» ACTION ITEM: Search the records for "RANGES" and copy each line that holds it.

[Items from a data source]

§ §

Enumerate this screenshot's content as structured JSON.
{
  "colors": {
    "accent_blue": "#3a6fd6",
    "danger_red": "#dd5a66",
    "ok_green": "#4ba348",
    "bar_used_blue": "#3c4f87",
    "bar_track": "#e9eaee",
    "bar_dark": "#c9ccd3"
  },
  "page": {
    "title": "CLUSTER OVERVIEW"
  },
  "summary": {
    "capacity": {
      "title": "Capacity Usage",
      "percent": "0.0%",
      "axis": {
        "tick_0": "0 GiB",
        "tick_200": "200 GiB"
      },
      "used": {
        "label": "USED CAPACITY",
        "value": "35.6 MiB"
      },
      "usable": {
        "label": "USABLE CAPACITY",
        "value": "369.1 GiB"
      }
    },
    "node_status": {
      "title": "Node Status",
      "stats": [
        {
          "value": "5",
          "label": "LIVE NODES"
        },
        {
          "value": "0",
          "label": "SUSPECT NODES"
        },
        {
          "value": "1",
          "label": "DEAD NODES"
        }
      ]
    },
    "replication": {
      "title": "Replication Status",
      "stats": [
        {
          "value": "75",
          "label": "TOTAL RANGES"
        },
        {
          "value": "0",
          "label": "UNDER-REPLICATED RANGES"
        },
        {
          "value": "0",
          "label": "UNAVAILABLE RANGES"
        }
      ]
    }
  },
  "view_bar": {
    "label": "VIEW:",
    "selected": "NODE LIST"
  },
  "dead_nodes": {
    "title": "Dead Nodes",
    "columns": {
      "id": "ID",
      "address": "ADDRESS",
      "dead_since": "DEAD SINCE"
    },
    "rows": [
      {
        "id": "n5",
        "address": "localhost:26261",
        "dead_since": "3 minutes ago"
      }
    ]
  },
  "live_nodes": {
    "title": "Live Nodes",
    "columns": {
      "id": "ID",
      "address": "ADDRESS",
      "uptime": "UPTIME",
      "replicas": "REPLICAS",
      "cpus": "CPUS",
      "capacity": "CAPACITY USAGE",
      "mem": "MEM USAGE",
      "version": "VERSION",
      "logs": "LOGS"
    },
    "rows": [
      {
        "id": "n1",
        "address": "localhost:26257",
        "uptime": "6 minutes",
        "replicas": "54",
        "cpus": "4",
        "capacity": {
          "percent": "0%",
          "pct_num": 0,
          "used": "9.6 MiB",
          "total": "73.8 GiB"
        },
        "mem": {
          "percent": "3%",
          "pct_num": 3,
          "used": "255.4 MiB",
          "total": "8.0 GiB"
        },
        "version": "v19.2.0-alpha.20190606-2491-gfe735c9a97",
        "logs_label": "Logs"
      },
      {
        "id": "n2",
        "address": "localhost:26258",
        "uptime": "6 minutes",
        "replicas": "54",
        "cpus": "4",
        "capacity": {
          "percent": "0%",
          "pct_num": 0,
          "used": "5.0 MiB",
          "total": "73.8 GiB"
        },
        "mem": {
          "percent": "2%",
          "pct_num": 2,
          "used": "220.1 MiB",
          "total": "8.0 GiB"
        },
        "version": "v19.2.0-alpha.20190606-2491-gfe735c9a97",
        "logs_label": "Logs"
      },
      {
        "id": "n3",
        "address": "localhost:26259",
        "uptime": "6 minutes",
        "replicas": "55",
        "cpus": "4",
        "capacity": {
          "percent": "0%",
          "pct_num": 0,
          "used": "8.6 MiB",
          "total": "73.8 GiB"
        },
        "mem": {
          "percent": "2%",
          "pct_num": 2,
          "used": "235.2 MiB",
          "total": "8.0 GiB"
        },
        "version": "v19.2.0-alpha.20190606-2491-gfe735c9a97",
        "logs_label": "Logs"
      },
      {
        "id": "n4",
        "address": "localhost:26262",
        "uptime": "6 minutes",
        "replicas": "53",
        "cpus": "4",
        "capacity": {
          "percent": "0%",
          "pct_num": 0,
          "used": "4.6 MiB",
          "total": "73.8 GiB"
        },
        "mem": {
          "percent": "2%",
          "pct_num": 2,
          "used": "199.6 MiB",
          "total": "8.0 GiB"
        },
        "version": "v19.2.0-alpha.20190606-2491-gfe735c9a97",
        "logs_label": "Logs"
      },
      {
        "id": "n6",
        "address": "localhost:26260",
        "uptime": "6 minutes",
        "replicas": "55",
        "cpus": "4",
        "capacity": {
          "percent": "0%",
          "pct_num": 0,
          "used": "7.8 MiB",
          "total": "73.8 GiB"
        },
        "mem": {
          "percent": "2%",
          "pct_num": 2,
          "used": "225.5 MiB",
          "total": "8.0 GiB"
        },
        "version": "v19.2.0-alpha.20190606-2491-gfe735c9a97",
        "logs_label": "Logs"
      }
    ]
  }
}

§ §

» RESPONSE:
          "label": "TOTAL RANGES"
          "label": "UNDER-REPLICATED RANGES"
          "label": "UNAVAILABLE RANGES"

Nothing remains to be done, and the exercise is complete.